> Data to examine:
----------------------------------------

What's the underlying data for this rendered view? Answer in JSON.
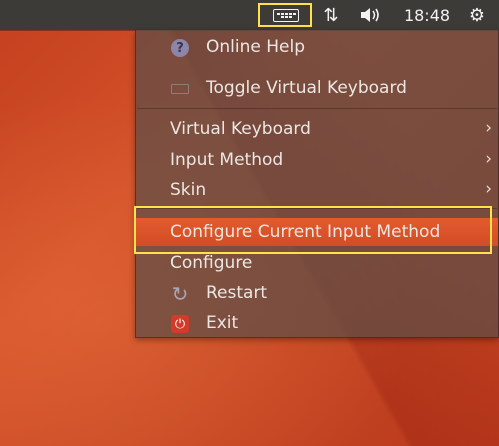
{
  "topbar": {
    "keyboard_indicator_icon": "keyboard-icon",
    "network_icon": "network-updown-icon",
    "network_glyph": "⇅",
    "sound_icon": "volume-icon",
    "sound_glyph": "🔊",
    "clock": "18:48",
    "settings_icon": "gear-icon",
    "settings_glyph": "⚙"
  },
  "menu": {
    "items": [
      {
        "label": "Online Help",
        "icon": "help-icon"
      },
      {
        "label": "Toggle Virtual Keyboard",
        "icon": "virtual-keyboard-icon"
      },
      {
        "label": "Virtual Keyboard",
        "submenu": true
      },
      {
        "label": "Input Method",
        "submenu": true
      },
      {
        "label": "Skin",
        "submenu": true
      },
      {
        "label": "Configure Current Input Method",
        "highlighted": true
      },
      {
        "label": "Configure"
      },
      {
        "label": "Restart",
        "icon": "restart-icon"
      },
      {
        "label": "Exit",
        "icon": "exit-icon"
      }
    ],
    "submenu_arrow": "›"
  },
  "colors": {
    "panel": "#3c3b37",
    "highlight_outline": "#ffe14b",
    "active_item": "#e35a2e",
    "wallpaper": "#d4522a"
  }
}
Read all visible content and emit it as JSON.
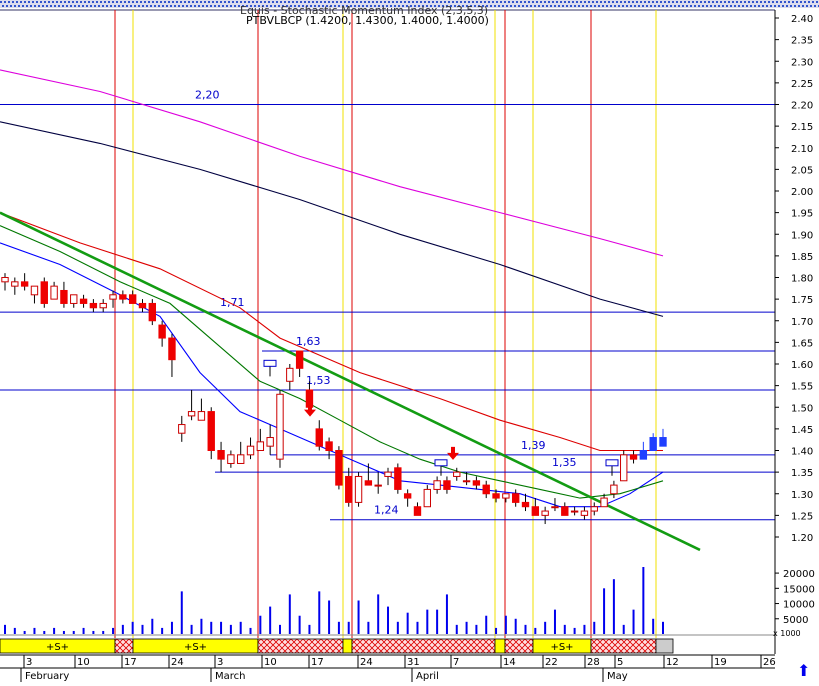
{
  "header": {
    "title": "Equis - Stochastic Momentum Index (2,3,5,3)",
    "subtitle": "PTBVLBCP (1.4200, 1.4300, 1.4000, 1.4000)"
  },
  "colors": {
    "price_up": "#ffffff",
    "price_down": "#ee0000",
    "recent_up": "#1f3fff",
    "hline": "#0000cc",
    "trendline": "#139c13",
    "ma_red": "#dd0000",
    "ma_magenta": "#dd00dd",
    "ma_black": "#000040",
    "ma_blue": "#0000ff",
    "ma_green": "#007700",
    "vline_red": "#dd0000",
    "vline_yellow": "#f0e000",
    "volume": "#0000ee",
    "signal_yellow": "#ffff00",
    "signal_hatch": "#dd0000"
  },
  "axis": {
    "right_ticks": [
      "2.40",
      "2.35",
      "2.30",
      "2.25",
      "2.20",
      "2.15",
      "2.10",
      "2.05",
      "2.00",
      "1.95",
      "1.90",
      "1.85",
      "1.80",
      "1.75",
      "1.70",
      "1.65",
      "1.60",
      "1.55",
      "1.50",
      "1.45",
      "1.40",
      "1.35",
      "1.30",
      "1.25",
      "1.20"
    ],
    "volume_ticks": [
      "20000",
      "15000",
      "10000",
      "5000"
    ],
    "volume_suffix": "x 1000",
    "date_ticks": [
      "3",
      "10",
      "17",
      "24",
      "3",
      "10",
      "17",
      "24",
      "31",
      "7",
      "14",
      "22",
      "28",
      "5",
      "12",
      "19",
      "26"
    ],
    "month_labels": [
      "February",
      "March",
      "April",
      "May"
    ]
  },
  "chart_data": {
    "type": "candlestick",
    "title": "Equis - Stochastic Momentum Index (2,3,5,3)",
    "subtitle": "PTBVLBCP (1.4200, 1.4300, 1.4000, 1.4000)",
    "ylim": [
      1.15,
      2.42
    ],
    "grid": false,
    "candles": [
      {
        "o": 1.79,
        "h": 1.81,
        "l": 1.77,
        "c": 1.8
      },
      {
        "o": 1.78,
        "h": 1.8,
        "l": 1.76,
        "c": 1.79
      },
      {
        "o": 1.79,
        "h": 1.81,
        "l": 1.77,
        "c": 1.78
      },
      {
        "o": 1.76,
        "h": 1.78,
        "l": 1.74,
        "c": 1.78
      },
      {
        "o": 1.79,
        "h": 1.8,
        "l": 1.73,
        "c": 1.74
      },
      {
        "o": 1.75,
        "h": 1.79,
        "l": 1.75,
        "c": 1.78
      },
      {
        "o": 1.77,
        "h": 1.79,
        "l": 1.73,
        "c": 1.74
      },
      {
        "o": 1.74,
        "h": 1.76,
        "l": 1.73,
        "c": 1.76
      },
      {
        "o": 1.75,
        "h": 1.76,
        "l": 1.73,
        "c": 1.74
      },
      {
        "o": 1.74,
        "h": 1.75,
        "l": 1.72,
        "c": 1.73
      },
      {
        "o": 1.73,
        "h": 1.75,
        "l": 1.72,
        "c": 1.74
      },
      {
        "o": 1.75,
        "h": 1.77,
        "l": 1.73,
        "c": 1.76
      },
      {
        "o": 1.76,
        "h": 1.77,
        "l": 1.74,
        "c": 1.75
      },
      {
        "o": 1.76,
        "h": 1.77,
        "l": 1.74,
        "c": 1.74
      },
      {
        "o": 1.74,
        "h": 1.75,
        "l": 1.72,
        "c": 1.73
      },
      {
        "o": 1.74,
        "h": 1.75,
        "l": 1.69,
        "c": 1.7
      },
      {
        "o": 1.69,
        "h": 1.7,
        "l": 1.64,
        "c": 1.66
      },
      {
        "o": 1.66,
        "h": 1.67,
        "l": 1.57,
        "c": 1.61
      },
      {
        "o": 1.44,
        "h": 1.48,
        "l": 1.42,
        "c": 1.46
      },
      {
        "o": 1.48,
        "h": 1.54,
        "l": 1.47,
        "c": 1.49
      },
      {
        "o": 1.47,
        "h": 1.52,
        "l": 1.47,
        "c": 1.49
      },
      {
        "o": 1.49,
        "h": 1.5,
        "l": 1.38,
        "c": 1.4
      },
      {
        "o": 1.4,
        "h": 1.42,
        "l": 1.35,
        "c": 1.38
      },
      {
        "o": 1.37,
        "h": 1.4,
        "l": 1.36,
        "c": 1.39
      },
      {
        "o": 1.37,
        "h": 1.42,
        "l": 1.37,
        "c": 1.39
      },
      {
        "o": 1.39,
        "h": 1.43,
        "l": 1.38,
        "c": 1.41
      },
      {
        "o": 1.4,
        "h": 1.45,
        "l": 1.4,
        "c": 1.42
      },
      {
        "o": 1.41,
        "h": 1.46,
        "l": 1.39,
        "c": 1.43
      },
      {
        "o": 1.38,
        "h": 1.54,
        "l": 1.36,
        "c": 1.53
      },
      {
        "o": 1.56,
        "h": 1.6,
        "l": 1.54,
        "c": 1.59
      },
      {
        "o": 1.63,
        "h": 1.63,
        "l": 1.57,
        "c": 1.59
      },
      {
        "o": 1.54,
        "h": 1.56,
        "l": 1.49,
        "c": 1.5
      },
      {
        "o": 1.45,
        "h": 1.47,
        "l": 1.4,
        "c": 1.41
      },
      {
        "o": 1.42,
        "h": 1.43,
        "l": 1.38,
        "c": 1.4
      },
      {
        "o": 1.4,
        "h": 1.41,
        "l": 1.31,
        "c": 1.32
      },
      {
        "o": 1.34,
        "h": 1.36,
        "l": 1.27,
        "c": 1.28
      },
      {
        "o": 1.28,
        "h": 1.35,
        "l": 1.27,
        "c": 1.34
      },
      {
        "o": 1.33,
        "h": 1.37,
        "l": 1.32,
        "c": 1.32
      },
      {
        "o": 1.32,
        "h": 1.35,
        "l": 1.3,
        "c": 1.32
      },
      {
        "o": 1.34,
        "h": 1.36,
        "l": 1.32,
        "c": 1.35
      },
      {
        "o": 1.36,
        "h": 1.37,
        "l": 1.3,
        "c": 1.31
      },
      {
        "o": 1.3,
        "h": 1.31,
        "l": 1.27,
        "c": 1.29
      },
      {
        "o": 1.27,
        "h": 1.28,
        "l": 1.25,
        "c": 1.25
      },
      {
        "o": 1.27,
        "h": 1.32,
        "l": 1.27,
        "c": 1.31
      },
      {
        "o": 1.31,
        "h": 1.34,
        "l": 1.3,
        "c": 1.33
      },
      {
        "o": 1.33,
        "h": 1.34,
        "l": 1.3,
        "c": 1.31
      },
      {
        "o": 1.34,
        "h": 1.36,
        "l": 1.33,
        "c": 1.35
      },
      {
        "o": 1.33,
        "h": 1.35,
        "l": 1.32,
        "c": 1.33
      },
      {
        "o": 1.33,
        "h": 1.34,
        "l": 1.31,
        "c": 1.32
      },
      {
        "o": 1.32,
        "h": 1.33,
        "l": 1.29,
        "c": 1.3
      },
      {
        "o": 1.3,
        "h": 1.31,
        "l": 1.28,
        "c": 1.29
      },
      {
        "o": 1.29,
        "h": 1.3,
        "l": 1.28,
        "c": 1.3
      },
      {
        "o": 1.3,
        "h": 1.31,
        "l": 1.27,
        "c": 1.28
      },
      {
        "o": 1.28,
        "h": 1.3,
        "l": 1.26,
        "c": 1.27
      },
      {
        "o": 1.27,
        "h": 1.29,
        "l": 1.25,
        "c": 1.25
      },
      {
        "o": 1.25,
        "h": 1.27,
        "l": 1.23,
        "c": 1.26
      },
      {
        "o": 1.27,
        "h": 1.29,
        "l": 1.26,
        "c": 1.27
      },
      {
        "o": 1.27,
        "h": 1.28,
        "l": 1.25,
        "c": 1.25
      },
      {
        "o": 1.26,
        "h": 1.27,
        "l": 1.25,
        "c": 1.26
      },
      {
        "o": 1.25,
        "h": 1.27,
        "l": 1.24,
        "c": 1.26
      },
      {
        "o": 1.26,
        "h": 1.28,
        "l": 1.25,
        "c": 1.27
      },
      {
        "o": 1.27,
        "h": 1.3,
        "l": 1.27,
        "c": 1.29
      },
      {
        "o": 1.3,
        "h": 1.33,
        "l": 1.29,
        "c": 1.32
      },
      {
        "o": 1.33,
        "h": 1.4,
        "l": 1.33,
        "c": 1.39
      },
      {
        "o": 1.39,
        "h": 1.4,
        "l": 1.37,
        "c": 1.38
      },
      {
        "o": 1.38,
        "h": 1.42,
        "l": 1.38,
        "c": 1.4
      },
      {
        "o": 1.4,
        "h": 1.44,
        "l": 1.4,
        "c": 1.43
      },
      {
        "o": 1.43,
        "h": 1.45,
        "l": 1.41,
        "c": 1.41
      }
    ],
    "candle_x_range": [
      5,
      663
    ],
    "moving_averages": [
      {
        "color": "#dd00dd",
        "points": [
          [
            0,
            2.28
          ],
          [
            100,
            2.23
          ],
          [
            200,
            2.16
          ],
          [
            300,
            2.08
          ],
          [
            400,
            2.01
          ],
          [
            500,
            1.95
          ],
          [
            600,
            1.89
          ],
          [
            663,
            1.85
          ]
        ]
      },
      {
        "color": "#000040",
        "points": [
          [
            0,
            2.16
          ],
          [
            100,
            2.11
          ],
          [
            200,
            2.05
          ],
          [
            300,
            1.98
          ],
          [
            400,
            1.9
          ],
          [
            500,
            1.83
          ],
          [
            600,
            1.75
          ],
          [
            663,
            1.71
          ]
        ]
      },
      {
        "color": "#dd0000",
        "points": [
          [
            0,
            1.95
          ],
          [
            80,
            1.88
          ],
          [
            160,
            1.82
          ],
          [
            240,
            1.73
          ],
          [
            280,
            1.66
          ],
          [
            360,
            1.58
          ],
          [
            440,
            1.52
          ],
          [
            500,
            1.47
          ],
          [
            560,
            1.43
          ],
          [
            600,
            1.4
          ],
          [
            663,
            1.4
          ]
        ]
      },
      {
        "color": "#0000ff",
        "points": [
          [
            0,
            1.88
          ],
          [
            60,
            1.83
          ],
          [
            120,
            1.76
          ],
          [
            160,
            1.71
          ],
          [
            200,
            1.58
          ],
          [
            240,
            1.49
          ],
          [
            280,
            1.45
          ],
          [
            320,
            1.41
          ],
          [
            360,
            1.37
          ],
          [
            400,
            1.33
          ],
          [
            440,
            1.32
          ],
          [
            480,
            1.31
          ],
          [
            520,
            1.3
          ],
          [
            560,
            1.27
          ],
          [
            600,
            1.27
          ],
          [
            630,
            1.3
          ],
          [
            663,
            1.35
          ]
        ]
      },
      {
        "color": "#007700",
        "points": [
          [
            0,
            1.92
          ],
          [
            60,
            1.86
          ],
          [
            120,
            1.79
          ],
          [
            170,
            1.74
          ],
          [
            220,
            1.64
          ],
          [
            260,
            1.56
          ],
          [
            300,
            1.52
          ],
          [
            340,
            1.47
          ],
          [
            380,
            1.42
          ],
          [
            420,
            1.38
          ],
          [
            460,
            1.35
          ],
          [
            500,
            1.33
          ],
          [
            540,
            1.31
          ],
          [
            580,
            1.29
          ],
          [
            620,
            1.3
          ],
          [
            663,
            1.33
          ]
        ]
      }
    ],
    "trendline": {
      "from": [
        0,
        1.95
      ],
      "to": [
        700,
        1.17
      ]
    },
    "horizontal_lines": [
      {
        "y": 2.2,
        "label": "2,20",
        "x1": 0,
        "x2": 775,
        "label_x": 195
      },
      {
        "y": 1.72,
        "label": "1,71",
        "x1": 0,
        "x2": 775,
        "label_x": 220
      },
      {
        "y": 1.63,
        "label": "1,63",
        "x1": 262,
        "x2": 775,
        "label_x": 296
      },
      {
        "y": 1.54,
        "label": "1,53",
        "x1": 0,
        "x2": 775,
        "label_x": 306
      },
      {
        "y": 1.39,
        "label": "1,39",
        "x1": 270,
        "x2": 775,
        "label_x": 521
      },
      {
        "y": 1.35,
        "label": "1,35",
        "x1": 215,
        "x2": 775,
        "label_x": 552
      },
      {
        "y": 1.24,
        "label": "1,24",
        "x1": 330,
        "x2": 775,
        "label_x": 374
      }
    ],
    "vertical_lines": [
      {
        "x": 115,
        "color": "#dd0000"
      },
      {
        "x": 133,
        "color": "#f0e000"
      },
      {
        "x": 258,
        "color": "#dd0000"
      },
      {
        "x": 343,
        "color": "#f0e000"
      },
      {
        "x": 352,
        "color": "#dd0000"
      },
      {
        "x": 495,
        "color": "#f0e000"
      },
      {
        "x": 505,
        "color": "#dd0000"
      },
      {
        "x": 533,
        "color": "#f0e000"
      },
      {
        "x": 591,
        "color": "#dd0000"
      },
      {
        "x": 656,
        "color": "#f0e000"
      }
    ],
    "markers": [
      {
        "type": "arrow-down",
        "x": 310,
        "y": 1.49
      },
      {
        "type": "arrow-down",
        "x": 453,
        "y": 1.39
      },
      {
        "type": "flag",
        "x": 270,
        "y": 1.59
      },
      {
        "type": "flag",
        "x": 441,
        "y": 1.36
      },
      {
        "type": "flag",
        "x": 612,
        "y": 1.36
      }
    ],
    "volume": [
      3,
      2,
      1,
      2,
      1,
      2,
      1,
      1,
      2,
      1,
      1,
      2,
      3,
      4,
      3,
      5,
      2,
      4,
      14,
      3,
      5,
      4,
      4,
      3,
      4,
      2,
      6,
      9,
      3,
      13,
      6,
      3,
      14,
      11,
      4,
      4,
      11,
      4,
      13,
      9,
      4,
      7,
      4,
      8,
      8,
      13,
      3,
      4,
      3,
      6,
      2,
      6,
      5,
      3,
      2,
      4,
      8,
      3,
      2,
      3,
      4,
      15,
      18,
      3,
      8,
      22,
      5,
      4
    ],
    "volume_ylim": [
      0,
      22000
    ],
    "signal_bar": [
      {
        "from": 0,
        "to": 115,
        "kind": "yellow",
        "label": "+S+"
      },
      {
        "from": 115,
        "to": 133,
        "kind": "hatch"
      },
      {
        "from": 133,
        "to": 258,
        "kind": "yellow",
        "label": "+S+"
      },
      {
        "from": 258,
        "to": 343,
        "kind": "hatch"
      },
      {
        "from": 343,
        "to": 352,
        "kind": "yellow"
      },
      {
        "from": 352,
        "to": 495,
        "kind": "hatch"
      },
      {
        "from": 495,
        "to": 505,
        "kind": "yellow"
      },
      {
        "from": 505,
        "to": 533,
        "kind": "hatch"
      },
      {
        "from": 533,
        "to": 591,
        "kind": "yellow",
        "label": "+S+"
      },
      {
        "from": 591,
        "to": 656,
        "kind": "hatch"
      },
      {
        "from": 656,
        "to": 673,
        "kind": "gray"
      }
    ],
    "date_tick_x": [
      28,
      79,
      126,
      173,
      219,
      266,
      313,
      362,
      409,
      455,
      505,
      547,
      589,
      619,
      668,
      716,
      765
    ],
    "month_label_x": [
      25,
      215,
      416,
      607
    ]
  }
}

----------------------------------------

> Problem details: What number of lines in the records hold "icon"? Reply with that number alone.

> Solution to this exercise: 8